When asked by a former Singaporean diplomat why Washington was not prepared to change its ``failed policy of isolationism'' against Myanmar, however, Gates forcefully pointed out that ``We have reached out; they have kept their hands in their pockets,'' adding that to date ASEAN's engagement policy likewise seems to have had ``zero influence" on the Myanmarese regime. The problem here is not Washington's (or ASEAN's) policies; it's the ruling junta in Myanmar!
Unlike speeches by his predecessors at earlier Shangri-La Dialogues, Gates essentially avoided talking about the Middle East or global issues in general, other than to acknowledge regional concerns that American actions in Iraq and Afghanistan were distracting Washington from focusing on Asia, a notion he hoped his speech would serve to disabuse.

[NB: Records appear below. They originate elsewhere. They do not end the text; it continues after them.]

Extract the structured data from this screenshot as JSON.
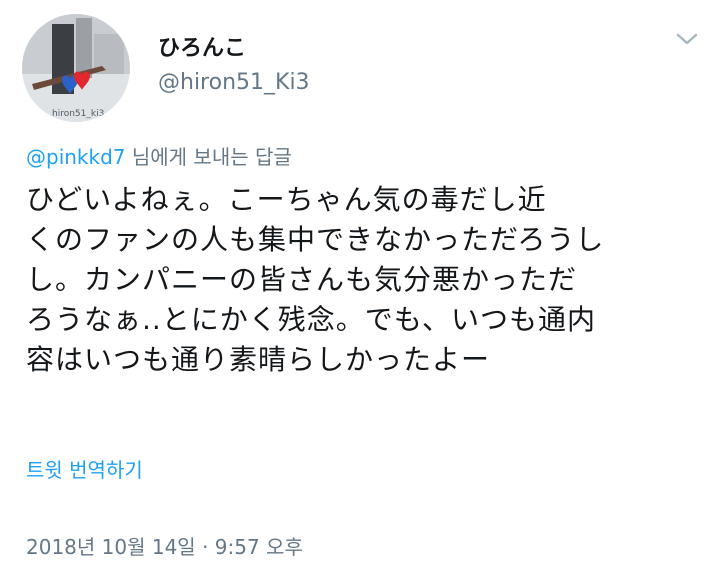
{
  "author": {
    "display_name": "ひろんこ",
    "handle": "@hiron51_Ki3",
    "avatar_caption": "hiron51_ki3"
  },
  "icons": {
    "menu": "chevron-down-icon",
    "avatar_hearts": "heart-icon"
  },
  "reply": {
    "mention": "@pinkkd7",
    "suffix": " 님에게 보내는 답글"
  },
  "tweet": {
    "lines": [
      "ひどいよねぇ。こーちゃん気の毒だし近",
      "くのファンの人も集中できなかっただろうし",
      "し。カンパニーの皆さんも気分悪かっただ",
      "ろうなぁ..とにかく残念。でも、いつも通内",
      "容はいつも通り素晴らしかったよー"
    ]
  },
  "actions": {
    "translate_label": "트윗 번역하기"
  },
  "meta": {
    "timestamp": "2018년 10월 14일 · 9:57 오후"
  },
  "colors": {
    "accent": "#1da1f2",
    "secondary_text": "#657786",
    "primary_text": "#14171a"
  }
}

Refreshingly, nowhere in Gates' speech was there any reference to the global war on terrorism, indicating that the Pentagon has clearly gotten the message that Washington's constant hectoring on this topic is counterproductive and sends the wrong message about American priorities in Asia.
What defense establishments in Asia wanted and needed to hear was the reassurance that, despite commitments and distractions elsewhere, Washington remained aware of the region's growing importance and would remain engaged today and into the foreseeable future, regardless of who the next U.S. president might be.
Ralph A. Cossa is president of the Pacific Forum CSIS (firstname.lastname@example.org), a Honolulu-based non-profit research institute affiliated with the Center for Strategic and International Studies in Washington and senior editor of Comparative Connections, a quarterly electronic journal (www.csis.org/pacfor). He can be reached at RACPacForum@cs.com.